When people talk, they use the names of things.
You can't telepathically pass a thought of a thing to someone else.
You can't, in general, show a picture of it.
You can always describe the function, and the other person should get the idea.
That's how many ancestral languages work, synthetic words that combine small patterns into a new concept.
What you often do is to name it, and the other person would know what is being talked about.
To function, names must form a shared knowledge.
But what names a thing?
Suppose you were playing with an air pump, and noticed that it can help you clean up by sucking dust.
Some pipes and bags later, you have a device that sucks air and filters dust out of it.
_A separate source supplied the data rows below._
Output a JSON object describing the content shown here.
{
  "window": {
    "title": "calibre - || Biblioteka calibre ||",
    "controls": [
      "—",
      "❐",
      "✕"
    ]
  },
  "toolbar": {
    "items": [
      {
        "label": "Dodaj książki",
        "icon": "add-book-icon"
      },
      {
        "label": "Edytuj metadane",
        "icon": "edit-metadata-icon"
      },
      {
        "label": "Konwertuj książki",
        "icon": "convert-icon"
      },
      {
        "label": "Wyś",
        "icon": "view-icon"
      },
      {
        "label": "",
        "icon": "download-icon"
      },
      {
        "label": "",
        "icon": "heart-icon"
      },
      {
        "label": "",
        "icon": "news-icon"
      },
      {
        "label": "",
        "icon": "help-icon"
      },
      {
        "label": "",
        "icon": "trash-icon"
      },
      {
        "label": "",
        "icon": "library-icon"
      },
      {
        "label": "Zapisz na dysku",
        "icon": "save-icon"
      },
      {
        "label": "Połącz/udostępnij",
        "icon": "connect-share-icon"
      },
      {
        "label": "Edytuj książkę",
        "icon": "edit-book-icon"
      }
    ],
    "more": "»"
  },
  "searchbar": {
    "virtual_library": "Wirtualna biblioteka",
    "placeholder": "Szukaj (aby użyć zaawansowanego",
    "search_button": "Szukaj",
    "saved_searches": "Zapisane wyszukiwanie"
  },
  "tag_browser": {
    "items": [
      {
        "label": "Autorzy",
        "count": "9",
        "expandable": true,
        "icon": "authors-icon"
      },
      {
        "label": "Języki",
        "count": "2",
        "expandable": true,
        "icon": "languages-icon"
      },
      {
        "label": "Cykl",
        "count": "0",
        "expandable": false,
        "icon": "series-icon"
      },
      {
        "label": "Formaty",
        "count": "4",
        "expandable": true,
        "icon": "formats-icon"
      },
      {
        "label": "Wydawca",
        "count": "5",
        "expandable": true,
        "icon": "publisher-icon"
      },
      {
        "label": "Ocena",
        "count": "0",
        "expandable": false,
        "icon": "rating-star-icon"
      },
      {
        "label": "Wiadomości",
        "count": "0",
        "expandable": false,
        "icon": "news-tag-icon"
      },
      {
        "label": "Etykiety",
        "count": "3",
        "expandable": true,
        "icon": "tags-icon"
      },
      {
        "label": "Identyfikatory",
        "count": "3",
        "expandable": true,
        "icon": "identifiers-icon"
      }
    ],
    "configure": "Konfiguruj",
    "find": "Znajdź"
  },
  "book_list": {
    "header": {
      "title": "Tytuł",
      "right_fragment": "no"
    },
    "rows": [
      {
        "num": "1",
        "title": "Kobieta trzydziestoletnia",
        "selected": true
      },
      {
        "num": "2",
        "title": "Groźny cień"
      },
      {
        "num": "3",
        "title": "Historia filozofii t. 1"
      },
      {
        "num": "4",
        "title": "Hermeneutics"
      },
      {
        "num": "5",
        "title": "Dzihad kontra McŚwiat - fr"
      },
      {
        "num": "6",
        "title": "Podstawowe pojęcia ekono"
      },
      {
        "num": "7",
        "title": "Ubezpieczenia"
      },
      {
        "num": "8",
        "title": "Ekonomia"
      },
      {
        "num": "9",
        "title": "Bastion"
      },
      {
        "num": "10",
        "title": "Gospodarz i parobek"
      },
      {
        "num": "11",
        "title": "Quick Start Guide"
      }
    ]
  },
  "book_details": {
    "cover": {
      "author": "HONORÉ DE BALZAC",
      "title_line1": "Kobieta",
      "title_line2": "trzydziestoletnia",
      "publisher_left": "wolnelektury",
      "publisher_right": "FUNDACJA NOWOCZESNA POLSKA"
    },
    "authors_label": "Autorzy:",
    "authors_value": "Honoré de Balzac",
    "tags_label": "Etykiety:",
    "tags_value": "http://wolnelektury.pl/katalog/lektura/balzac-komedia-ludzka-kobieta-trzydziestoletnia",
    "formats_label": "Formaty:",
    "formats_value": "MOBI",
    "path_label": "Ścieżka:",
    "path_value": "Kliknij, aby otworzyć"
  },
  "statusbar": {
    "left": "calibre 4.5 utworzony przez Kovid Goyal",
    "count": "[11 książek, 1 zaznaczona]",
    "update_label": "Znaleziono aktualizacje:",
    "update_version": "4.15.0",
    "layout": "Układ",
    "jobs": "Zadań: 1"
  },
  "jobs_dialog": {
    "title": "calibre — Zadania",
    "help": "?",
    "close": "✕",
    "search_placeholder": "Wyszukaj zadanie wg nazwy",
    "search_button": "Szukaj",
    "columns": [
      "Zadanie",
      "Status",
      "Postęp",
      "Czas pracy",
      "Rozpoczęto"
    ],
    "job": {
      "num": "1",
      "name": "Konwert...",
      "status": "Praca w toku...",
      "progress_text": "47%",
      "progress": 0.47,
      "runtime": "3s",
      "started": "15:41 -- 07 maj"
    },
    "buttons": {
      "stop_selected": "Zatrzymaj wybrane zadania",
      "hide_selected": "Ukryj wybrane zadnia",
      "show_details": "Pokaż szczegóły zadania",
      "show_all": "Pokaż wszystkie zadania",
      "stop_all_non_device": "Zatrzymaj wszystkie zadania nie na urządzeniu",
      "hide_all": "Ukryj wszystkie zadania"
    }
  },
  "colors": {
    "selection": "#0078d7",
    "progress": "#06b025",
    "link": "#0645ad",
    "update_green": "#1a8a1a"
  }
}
What is the thing's name?
For you, it would be obvious - it's a "Dust Sucker".
For someone else it will also be obvious - it's a "Vacuum Cleaner".
Another would obviously name in "Antipressure Duster".
Obviously, the three of you don't share a name.
How would you solve that problem?
You might think the easy answer these days is to Google it.
But Google what, exactly?
"Dust Sucker" is an album by some metal band.
"Antipressure Duster" returns something about blowing dust with compressed air, which might be good for outdoors, but inside the house it would just rearrange the mess. Different idea.
Eventually, you might hit the right combination of keywords or stumble upon the description.
What if you made something obscure?
You might call it "Ambient Field Electrostatic Particle Accelerator", while the guys at Berkeley that made it before have called it "Plasma Wakefield Accelerator".
Google away, you'll never find the name without knowing it.
A name does not come with the thing or a concept, it's something people make up when they create it.
How would you know the name of something you thought about or something you made?
It's an open question, not even contemplated by modern search engines.
It might sound irrelevant, but without a name you can't know how your idea was done before, or what reasons prevented it from being done.
Maybe making that thing is dangerous. Maybe the concept you thought of turned out to be flawed.
You can't tell if you don't know the name.
How would you do the "Concept Search", as i would call it?
I don't have a clue, but that sounds like a problem worth solving.